Bacon took a beating in the 1980s, when dieting trends took aim at saturated fats and cholesterol. By the '90s, though, Americans were ready to indulge again. Hardee’s Frisco Burger, one of the first fast-food burgers served with bacon, came out in 1992 and was a hit. It revived bacon as an ingredient, and convinced other fast-food companies to bacon-ize their burgers. Bloomberg called it "a momentous event for fast food, and bacon’s fate, in America."

8. THE AVERAGE AMERICAN CONSUMES 18 POUNDS OF BACON EACH YEAR.

Savory, salty, and appropriately retro: The past couple years have been a bonanza for bacon, with more than three quarters of restaurants now serving bacon dishes, and everything from candy canes to gumballs now flavored with bacon. Recent reports linking processed meats to increased cancer risk have put a dent in consumption, and may have a prolonged effect. But for now, America’s love affair with bacon continues.

9. THERE’S A CHURCH OF BACON.

This officially sanctioned church boasts 13,000 members under the commandment "Praise Bacon." It’s more a rallying point for atheists and skeptics than for bacon lovers, per se, and there’s no official location as of yet. But the church does perform wedding ceremonies and fundraisers, and has raised thousands of dollars for charity. All bacon praise is welcome, even if you're partial to vegetarian or turkey bacon over the traditional pork. Hallelujah!

10. THERE'S ALSO A BACON CAMP.


Getty Images

It’s like summer camp, but with less canoeing and more bacon cooking. Held every year in Ann Arbor, Michigan, Camp Bacon features speakers, cooking classes, and other bacon-related activities for chefs and enthusiasts eager to learn more about their favorite food.

11. MODERN TECHNOLOGY WANTS TO HELP YOU WAKE UP AND SMELL BACON.

An ingenious combination of toaster and alarm clock, the Wake 'n Bacon made waves a few years back with the promise of waking up to fresh-cooked bacon. Sadly, the product never made it past the prototype phase, but those intent on rising to that smoky, savory aroma were able to pick up Oscar Mayer’s special app, which came with a scent-emitting attachment.

12. THERE’S A BACON SCULPTURE OF KEVIN BACON.

It had to happen eventually. Artist Mike Lahue used seven bottles of bacon bits, lots of glue, and five coats of lacquer to create a bust of the Footloose star, which sold at auction a few years back. No word on how well the bacon bit Bacon bust has held up.
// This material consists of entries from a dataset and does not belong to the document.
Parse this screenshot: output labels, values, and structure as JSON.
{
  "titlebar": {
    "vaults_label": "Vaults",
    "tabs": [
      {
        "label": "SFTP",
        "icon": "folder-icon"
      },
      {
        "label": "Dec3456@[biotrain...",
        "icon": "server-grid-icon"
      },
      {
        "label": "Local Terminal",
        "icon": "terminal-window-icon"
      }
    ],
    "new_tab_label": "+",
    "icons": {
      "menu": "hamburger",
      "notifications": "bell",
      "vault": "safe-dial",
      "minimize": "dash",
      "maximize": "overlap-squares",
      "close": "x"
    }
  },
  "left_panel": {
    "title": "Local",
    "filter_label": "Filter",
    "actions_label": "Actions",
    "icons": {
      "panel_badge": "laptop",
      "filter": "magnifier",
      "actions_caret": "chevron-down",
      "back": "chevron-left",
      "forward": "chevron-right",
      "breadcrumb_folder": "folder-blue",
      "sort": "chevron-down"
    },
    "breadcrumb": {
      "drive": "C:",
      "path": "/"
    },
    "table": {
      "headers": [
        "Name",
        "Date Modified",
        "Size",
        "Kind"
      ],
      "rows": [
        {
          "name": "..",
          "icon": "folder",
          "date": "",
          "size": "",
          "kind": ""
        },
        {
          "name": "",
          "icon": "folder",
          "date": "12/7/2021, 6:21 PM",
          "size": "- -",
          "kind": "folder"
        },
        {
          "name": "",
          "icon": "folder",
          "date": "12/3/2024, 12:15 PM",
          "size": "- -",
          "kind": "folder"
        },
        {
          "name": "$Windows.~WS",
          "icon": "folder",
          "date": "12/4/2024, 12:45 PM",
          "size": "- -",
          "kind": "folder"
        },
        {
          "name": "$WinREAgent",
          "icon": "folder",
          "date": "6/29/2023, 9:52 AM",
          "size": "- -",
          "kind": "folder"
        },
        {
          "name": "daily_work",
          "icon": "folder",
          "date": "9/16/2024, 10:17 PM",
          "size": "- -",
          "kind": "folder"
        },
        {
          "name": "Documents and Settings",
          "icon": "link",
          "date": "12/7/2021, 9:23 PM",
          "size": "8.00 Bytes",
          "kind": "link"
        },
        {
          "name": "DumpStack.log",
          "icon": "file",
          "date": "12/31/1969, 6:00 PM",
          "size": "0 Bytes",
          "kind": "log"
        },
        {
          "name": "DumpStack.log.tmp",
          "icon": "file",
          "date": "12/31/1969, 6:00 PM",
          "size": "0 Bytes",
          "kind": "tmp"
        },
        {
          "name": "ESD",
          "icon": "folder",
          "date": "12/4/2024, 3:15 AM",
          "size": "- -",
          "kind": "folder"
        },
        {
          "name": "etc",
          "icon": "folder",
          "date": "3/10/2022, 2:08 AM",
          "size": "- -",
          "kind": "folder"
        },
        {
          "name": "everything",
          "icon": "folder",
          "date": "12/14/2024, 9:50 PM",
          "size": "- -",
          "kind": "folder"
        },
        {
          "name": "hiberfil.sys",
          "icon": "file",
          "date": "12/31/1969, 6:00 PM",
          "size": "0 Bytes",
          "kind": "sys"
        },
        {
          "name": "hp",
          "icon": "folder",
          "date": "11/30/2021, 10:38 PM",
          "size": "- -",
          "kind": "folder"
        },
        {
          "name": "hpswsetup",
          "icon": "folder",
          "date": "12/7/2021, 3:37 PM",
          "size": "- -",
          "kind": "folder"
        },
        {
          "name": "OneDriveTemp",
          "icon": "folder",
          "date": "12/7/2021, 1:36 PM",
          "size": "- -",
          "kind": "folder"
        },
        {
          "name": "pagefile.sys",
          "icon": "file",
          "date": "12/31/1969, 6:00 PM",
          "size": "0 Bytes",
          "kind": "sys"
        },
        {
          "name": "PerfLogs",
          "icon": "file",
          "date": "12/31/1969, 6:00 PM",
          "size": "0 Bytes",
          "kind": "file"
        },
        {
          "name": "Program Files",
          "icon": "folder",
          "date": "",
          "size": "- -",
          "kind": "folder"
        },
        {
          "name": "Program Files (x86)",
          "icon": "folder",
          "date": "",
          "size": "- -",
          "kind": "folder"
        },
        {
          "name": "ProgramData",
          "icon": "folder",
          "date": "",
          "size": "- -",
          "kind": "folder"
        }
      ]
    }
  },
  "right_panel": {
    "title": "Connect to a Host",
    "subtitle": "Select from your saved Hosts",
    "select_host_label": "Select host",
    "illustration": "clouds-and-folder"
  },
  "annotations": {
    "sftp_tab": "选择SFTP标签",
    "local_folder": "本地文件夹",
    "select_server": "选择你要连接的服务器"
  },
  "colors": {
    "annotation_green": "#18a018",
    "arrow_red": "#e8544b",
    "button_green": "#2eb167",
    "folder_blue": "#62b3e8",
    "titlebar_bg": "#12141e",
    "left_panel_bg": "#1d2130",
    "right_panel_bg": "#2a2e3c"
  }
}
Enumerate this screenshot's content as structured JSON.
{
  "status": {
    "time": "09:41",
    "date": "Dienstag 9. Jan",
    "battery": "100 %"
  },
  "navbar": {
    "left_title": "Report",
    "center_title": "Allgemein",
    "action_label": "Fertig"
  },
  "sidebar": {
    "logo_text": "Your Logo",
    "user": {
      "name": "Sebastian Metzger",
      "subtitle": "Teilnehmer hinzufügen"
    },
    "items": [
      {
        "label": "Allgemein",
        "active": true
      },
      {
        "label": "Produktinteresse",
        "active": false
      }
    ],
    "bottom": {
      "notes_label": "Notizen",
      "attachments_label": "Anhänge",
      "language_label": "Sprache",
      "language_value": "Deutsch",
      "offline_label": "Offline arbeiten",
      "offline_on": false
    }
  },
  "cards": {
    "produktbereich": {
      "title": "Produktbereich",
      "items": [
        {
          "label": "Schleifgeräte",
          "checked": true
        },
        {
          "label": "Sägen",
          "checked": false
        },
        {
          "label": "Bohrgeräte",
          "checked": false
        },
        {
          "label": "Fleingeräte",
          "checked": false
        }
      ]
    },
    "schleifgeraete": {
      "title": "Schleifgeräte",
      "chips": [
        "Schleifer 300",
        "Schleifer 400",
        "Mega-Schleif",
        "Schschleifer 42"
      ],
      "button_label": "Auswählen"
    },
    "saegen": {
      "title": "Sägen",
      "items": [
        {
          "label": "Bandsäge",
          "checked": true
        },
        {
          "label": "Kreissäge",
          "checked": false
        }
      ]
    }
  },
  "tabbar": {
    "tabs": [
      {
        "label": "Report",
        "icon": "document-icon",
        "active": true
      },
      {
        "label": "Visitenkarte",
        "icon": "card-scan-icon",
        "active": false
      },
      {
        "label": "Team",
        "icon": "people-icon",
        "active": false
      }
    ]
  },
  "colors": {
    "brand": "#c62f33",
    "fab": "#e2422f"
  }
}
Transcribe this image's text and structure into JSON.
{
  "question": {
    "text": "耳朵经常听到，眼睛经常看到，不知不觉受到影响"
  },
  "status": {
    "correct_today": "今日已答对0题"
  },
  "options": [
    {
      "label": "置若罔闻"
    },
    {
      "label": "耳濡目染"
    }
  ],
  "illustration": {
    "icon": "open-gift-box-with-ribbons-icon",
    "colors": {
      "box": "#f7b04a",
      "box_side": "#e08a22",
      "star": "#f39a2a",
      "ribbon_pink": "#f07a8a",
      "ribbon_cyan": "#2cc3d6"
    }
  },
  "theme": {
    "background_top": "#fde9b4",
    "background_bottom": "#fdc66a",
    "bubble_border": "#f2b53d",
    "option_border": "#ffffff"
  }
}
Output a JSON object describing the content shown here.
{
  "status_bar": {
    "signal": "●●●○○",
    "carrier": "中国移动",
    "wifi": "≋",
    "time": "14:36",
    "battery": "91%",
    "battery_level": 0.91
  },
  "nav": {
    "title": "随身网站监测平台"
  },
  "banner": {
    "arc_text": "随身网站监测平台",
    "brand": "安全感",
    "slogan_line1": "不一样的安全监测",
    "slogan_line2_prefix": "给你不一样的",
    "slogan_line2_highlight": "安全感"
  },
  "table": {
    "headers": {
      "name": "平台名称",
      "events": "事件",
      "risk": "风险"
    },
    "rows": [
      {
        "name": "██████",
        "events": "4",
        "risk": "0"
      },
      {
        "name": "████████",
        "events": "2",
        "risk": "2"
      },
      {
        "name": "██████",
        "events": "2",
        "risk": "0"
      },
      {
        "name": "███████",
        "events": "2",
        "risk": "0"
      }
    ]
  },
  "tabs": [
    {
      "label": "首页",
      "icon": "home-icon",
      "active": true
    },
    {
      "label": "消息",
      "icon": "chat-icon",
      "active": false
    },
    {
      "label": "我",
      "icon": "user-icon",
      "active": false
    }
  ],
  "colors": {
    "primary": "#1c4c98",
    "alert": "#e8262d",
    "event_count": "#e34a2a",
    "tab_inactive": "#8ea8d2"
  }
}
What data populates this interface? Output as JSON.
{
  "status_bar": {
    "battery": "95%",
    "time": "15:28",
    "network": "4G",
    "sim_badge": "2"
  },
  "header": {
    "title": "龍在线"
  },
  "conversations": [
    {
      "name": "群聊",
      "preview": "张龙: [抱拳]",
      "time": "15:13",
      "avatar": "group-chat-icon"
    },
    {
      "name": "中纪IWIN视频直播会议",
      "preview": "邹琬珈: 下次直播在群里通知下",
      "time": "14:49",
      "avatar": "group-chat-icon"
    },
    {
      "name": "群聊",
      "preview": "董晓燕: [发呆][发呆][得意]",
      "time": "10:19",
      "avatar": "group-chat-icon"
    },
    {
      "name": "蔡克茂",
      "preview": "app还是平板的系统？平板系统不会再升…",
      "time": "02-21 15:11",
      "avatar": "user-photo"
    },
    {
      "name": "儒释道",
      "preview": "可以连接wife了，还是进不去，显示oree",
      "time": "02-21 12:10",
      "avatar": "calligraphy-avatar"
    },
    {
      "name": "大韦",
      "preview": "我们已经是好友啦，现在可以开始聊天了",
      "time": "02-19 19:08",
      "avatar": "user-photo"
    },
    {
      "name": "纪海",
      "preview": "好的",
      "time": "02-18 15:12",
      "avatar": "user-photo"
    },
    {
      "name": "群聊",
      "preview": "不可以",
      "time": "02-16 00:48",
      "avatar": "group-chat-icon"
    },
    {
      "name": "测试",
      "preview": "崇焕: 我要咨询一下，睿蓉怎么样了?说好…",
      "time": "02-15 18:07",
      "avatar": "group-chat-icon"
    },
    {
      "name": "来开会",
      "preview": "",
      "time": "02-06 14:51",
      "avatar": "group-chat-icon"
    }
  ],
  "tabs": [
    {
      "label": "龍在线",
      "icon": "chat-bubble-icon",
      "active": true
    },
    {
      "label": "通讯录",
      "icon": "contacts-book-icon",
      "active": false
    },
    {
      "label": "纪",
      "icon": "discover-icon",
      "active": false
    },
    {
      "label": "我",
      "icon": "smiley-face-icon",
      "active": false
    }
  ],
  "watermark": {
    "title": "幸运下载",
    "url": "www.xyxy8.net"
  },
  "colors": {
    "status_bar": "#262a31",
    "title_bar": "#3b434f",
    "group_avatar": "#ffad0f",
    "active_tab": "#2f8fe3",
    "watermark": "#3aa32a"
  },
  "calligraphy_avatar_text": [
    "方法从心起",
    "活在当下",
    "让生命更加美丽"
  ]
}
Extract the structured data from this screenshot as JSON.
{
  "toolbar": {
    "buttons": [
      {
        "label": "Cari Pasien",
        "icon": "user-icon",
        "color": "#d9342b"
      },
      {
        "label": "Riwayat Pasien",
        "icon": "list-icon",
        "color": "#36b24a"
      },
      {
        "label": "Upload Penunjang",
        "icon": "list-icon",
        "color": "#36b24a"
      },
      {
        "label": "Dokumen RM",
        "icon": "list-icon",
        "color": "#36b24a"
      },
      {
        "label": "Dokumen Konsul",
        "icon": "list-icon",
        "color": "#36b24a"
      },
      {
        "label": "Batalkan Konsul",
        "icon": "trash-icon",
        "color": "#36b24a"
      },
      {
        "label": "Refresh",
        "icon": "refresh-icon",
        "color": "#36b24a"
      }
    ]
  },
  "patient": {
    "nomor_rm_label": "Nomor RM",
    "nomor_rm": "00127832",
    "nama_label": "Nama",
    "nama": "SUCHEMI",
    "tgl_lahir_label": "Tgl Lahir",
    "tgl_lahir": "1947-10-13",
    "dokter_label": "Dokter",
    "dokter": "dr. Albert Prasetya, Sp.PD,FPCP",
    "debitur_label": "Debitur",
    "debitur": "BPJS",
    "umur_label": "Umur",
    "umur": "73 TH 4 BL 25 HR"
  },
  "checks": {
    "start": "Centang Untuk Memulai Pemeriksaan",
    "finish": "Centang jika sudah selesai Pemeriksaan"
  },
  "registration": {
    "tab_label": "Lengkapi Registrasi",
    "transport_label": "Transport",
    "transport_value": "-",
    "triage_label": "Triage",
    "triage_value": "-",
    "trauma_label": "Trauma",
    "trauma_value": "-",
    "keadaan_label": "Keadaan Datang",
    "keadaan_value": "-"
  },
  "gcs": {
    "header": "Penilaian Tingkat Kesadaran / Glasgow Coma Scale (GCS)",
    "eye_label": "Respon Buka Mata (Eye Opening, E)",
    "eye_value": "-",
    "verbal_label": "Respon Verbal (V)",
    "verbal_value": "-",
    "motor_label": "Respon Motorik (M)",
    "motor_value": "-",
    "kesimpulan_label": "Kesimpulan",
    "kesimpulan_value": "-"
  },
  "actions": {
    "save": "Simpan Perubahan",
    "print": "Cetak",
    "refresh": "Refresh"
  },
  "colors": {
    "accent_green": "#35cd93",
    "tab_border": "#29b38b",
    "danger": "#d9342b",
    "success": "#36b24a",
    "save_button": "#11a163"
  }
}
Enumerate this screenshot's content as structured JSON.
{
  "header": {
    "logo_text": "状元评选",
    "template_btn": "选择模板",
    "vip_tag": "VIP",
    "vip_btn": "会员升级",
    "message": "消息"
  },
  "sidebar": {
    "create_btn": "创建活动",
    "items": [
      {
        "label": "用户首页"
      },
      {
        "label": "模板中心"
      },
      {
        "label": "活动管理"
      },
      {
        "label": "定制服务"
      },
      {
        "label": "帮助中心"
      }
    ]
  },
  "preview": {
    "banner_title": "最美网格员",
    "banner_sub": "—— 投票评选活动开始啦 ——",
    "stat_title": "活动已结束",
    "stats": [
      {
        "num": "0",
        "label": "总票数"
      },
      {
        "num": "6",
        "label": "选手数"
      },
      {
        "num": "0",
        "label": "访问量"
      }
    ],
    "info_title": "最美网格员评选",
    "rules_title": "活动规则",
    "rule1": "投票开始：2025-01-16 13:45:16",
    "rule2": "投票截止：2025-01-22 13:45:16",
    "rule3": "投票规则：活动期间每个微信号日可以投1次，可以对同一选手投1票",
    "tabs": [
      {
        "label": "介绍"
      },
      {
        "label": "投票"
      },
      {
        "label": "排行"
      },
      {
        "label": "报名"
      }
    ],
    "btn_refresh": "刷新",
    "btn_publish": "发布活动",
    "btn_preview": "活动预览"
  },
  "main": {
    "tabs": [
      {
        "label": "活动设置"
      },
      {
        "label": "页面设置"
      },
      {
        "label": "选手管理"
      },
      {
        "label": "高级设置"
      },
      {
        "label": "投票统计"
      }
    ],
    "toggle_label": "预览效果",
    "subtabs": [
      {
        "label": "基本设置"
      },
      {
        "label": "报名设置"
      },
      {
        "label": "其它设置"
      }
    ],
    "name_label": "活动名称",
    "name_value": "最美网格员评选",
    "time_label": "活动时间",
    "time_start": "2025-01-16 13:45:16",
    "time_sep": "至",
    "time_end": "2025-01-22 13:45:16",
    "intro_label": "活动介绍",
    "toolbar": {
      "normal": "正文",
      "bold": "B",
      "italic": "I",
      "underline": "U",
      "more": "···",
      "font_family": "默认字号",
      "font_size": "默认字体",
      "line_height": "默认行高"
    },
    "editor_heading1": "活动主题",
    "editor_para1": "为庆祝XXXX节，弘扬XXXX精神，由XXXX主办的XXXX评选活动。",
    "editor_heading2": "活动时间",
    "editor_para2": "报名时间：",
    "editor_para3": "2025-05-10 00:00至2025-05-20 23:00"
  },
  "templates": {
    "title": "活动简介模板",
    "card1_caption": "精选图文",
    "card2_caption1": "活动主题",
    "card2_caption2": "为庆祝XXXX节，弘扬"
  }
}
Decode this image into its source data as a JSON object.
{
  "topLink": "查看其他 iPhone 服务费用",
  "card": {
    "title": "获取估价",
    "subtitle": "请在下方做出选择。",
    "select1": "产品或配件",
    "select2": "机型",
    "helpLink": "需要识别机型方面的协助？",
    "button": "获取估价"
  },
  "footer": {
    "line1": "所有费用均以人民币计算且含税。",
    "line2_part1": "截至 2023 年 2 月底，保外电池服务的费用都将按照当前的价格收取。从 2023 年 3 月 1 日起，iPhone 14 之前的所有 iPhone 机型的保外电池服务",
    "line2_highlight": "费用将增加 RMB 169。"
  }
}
This article originally ran in 2016.

SECTIONS

arrow
LIVE SMARTER